Tuesday, November 25, 2014

Chapter 45: Mistakes in the oratory


Anyone who makes a mistake in a psalm, responsory, antiphon or reading must have the humility to make immediate reparation there before all the community in the oratory. A failure to do that so clearly shows lack of the humility to put right a fault which was due to carelessness that it must incur a more severe punishment. (From Ch. 45 of Saint Benedict's Rule, trans. by Patrick Barry, OSB, 1997.)

I'm sorry for my failures of inattention, for my failures of humility and love. Thank God I'm not expected to be perfect, but to be open to being full of faith.

Monday, November 24, 2014

Chapter 44: The reconciliation of those excommunicated


Anyone who is excommunicated from the refectory only for a less serious fault should perform the same act of reparation in the oratory until permitted to cease; the superior brings this penance to an end by giving a blessing and saying 'that is enough'. (From para. 2 of Ch. 44 of Saint Benedict's Rule, trans. by Patrick Barry, OSB, 1997.)

I think the power behind the words "that is enough" is that of forgiveness and personal growth, when a time of sorrow must become a time of new life.

Sunday, November 23, 2014

Chapter 43: Late-comers for the work of God or in the refectory (paragraphs 4-5)


In the refectory all must come to table together so as to offer their grace together as one community. (From para. 4 of Ch. 43 of Saint Benedict's Rule, trans. by Patrick Barry, OSB, 1997.)

Saint Benedict relates gratitude and oneness -- it seems to me that gratefulness is best experienced through the relationship of love.

Saturday, November 22, 2014

Chapter 43: Late-comers for the work of God or in the refectory (paragraphs 1-3)


When the time comes for one of the divine offices to begin, as soon as the signal is heard, everyone must set aside whatever they may have in hand and hurry as fast as possible to the oratory, but of course they should do so in a dignified way which avoids giving rise to any boisterous behaviour. The essential point is that nothing should be accounted more important than the work of God. (Para. 1 of Ch. 43 of Saint Benedict's Rule, trans. by Patrick Barry, OSB, 1997.)

Soundlessly and selflessly I turn to God. The more I do so, the more rediscover peace.

Friday, November 21, 2014

Chapter 42: The great silence after Compline


Silence should be sought at all times by monks and nuns and this is especially important for them at night time. (From para. 1 of Ch. 42 of Saint Benedict's Rule, trans. by Patrick Barry, OSB, 1997.)

"Lead us into that mysterious silence where Your love is revealed to all who call." These words of the opening prayer call me to attention and call me to heart-centeredness.

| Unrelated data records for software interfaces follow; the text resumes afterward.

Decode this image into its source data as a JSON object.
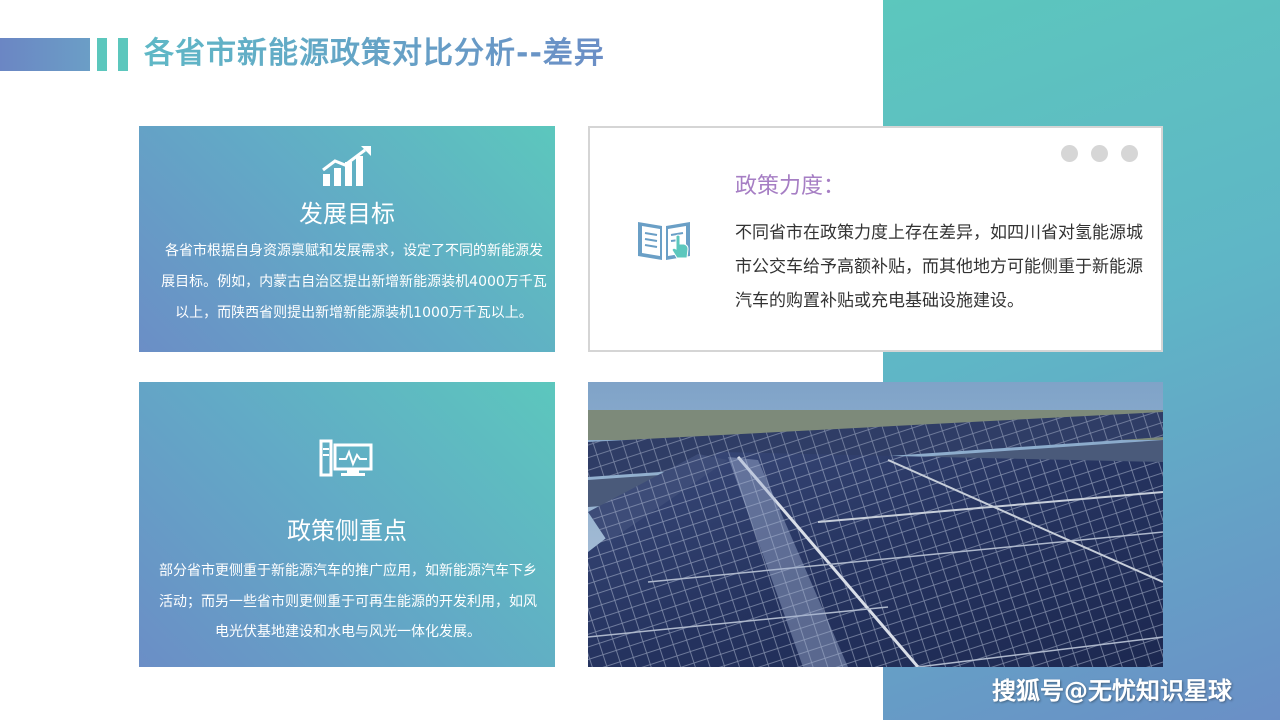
{
  "page": {
    "title": "各省市新能源政策对比分析--差异",
    "accent_color": "#5cc7bd",
    "secondary_color": "#6b8ec6"
  },
  "cards": {
    "development_goals": {
      "icon": "bar-chart-growth-icon",
      "title": "发展目标",
      "body": "各省市根据自身资源禀赋和发展需求，设定了不同的新能源发展目标。例如，内蒙古自治区提出新增新能源装机4000万千瓦以上，而陕西省则提出新增新能源装机1000万千瓦以上。"
    },
    "policy_focus": {
      "icon": "computer-monitor-icon",
      "title": "政策侧重点",
      "body": "部分省市更侧重于新能源汽车的推广应用，如新能源汽车下乡活动；而另一些省市则更侧重于可再生能源的开发利用，如风电光伏基地建设和水电与风光一体化发展。"
    },
    "policy_strength": {
      "icon": "open-book-icon",
      "title": "政策力度：",
      "body": "不同省市在政策力度上存在差异，如四川省对氢能源城市公交车给予高额补贴，而其他地方可能侧重于新能源汽车的购置补贴或充电基础设施建设。",
      "title_color": "#a67ec4"
    }
  },
  "watermark": "搜狐号@无忧知识星球"
}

The practice of meditation moves me gradually toward experiencing life from the silent place in my heart.

Thursday, November 20, 2014

Chapter 41: The times for community meals


The principle is that the superior should manage everything so prudently that the saving work of grace may be accomplished in the community and whatever duties the community undertakes they may be carried out without murmuring. (From para. 1 of Ch. 40 of St. Benedict's Rule, trans. by Patrick Barry, OSB, 1997.)

Benedict feeds me with more than a meal: He gives meaning and substance to my days, urging me to co-create with God in blessing the world with opportunities for grace.

Wednesday, November 19, 2014

Chapter 40: The proper amount of drink to be provided


St Paul says that each of us has a special gift from God, one kind for one of us and quite a different one for another. That reflection makes me reluctant to decide on the measure of food and drink for others. (From para. 1 of Ch. 40 of Saint Benedict's Rule, trans. by Patrick Barry, OSB, 1997.)

Benedict's discussion of gifts from God, in relation to the proper amount of drink, surprises me. I understand self-control to be a fruit of the Spirit. But whether gift or fruit, perhaps the discernment of how to live my life in a way which makes me most consistently open to the selfless praise of God, is what he's talking about.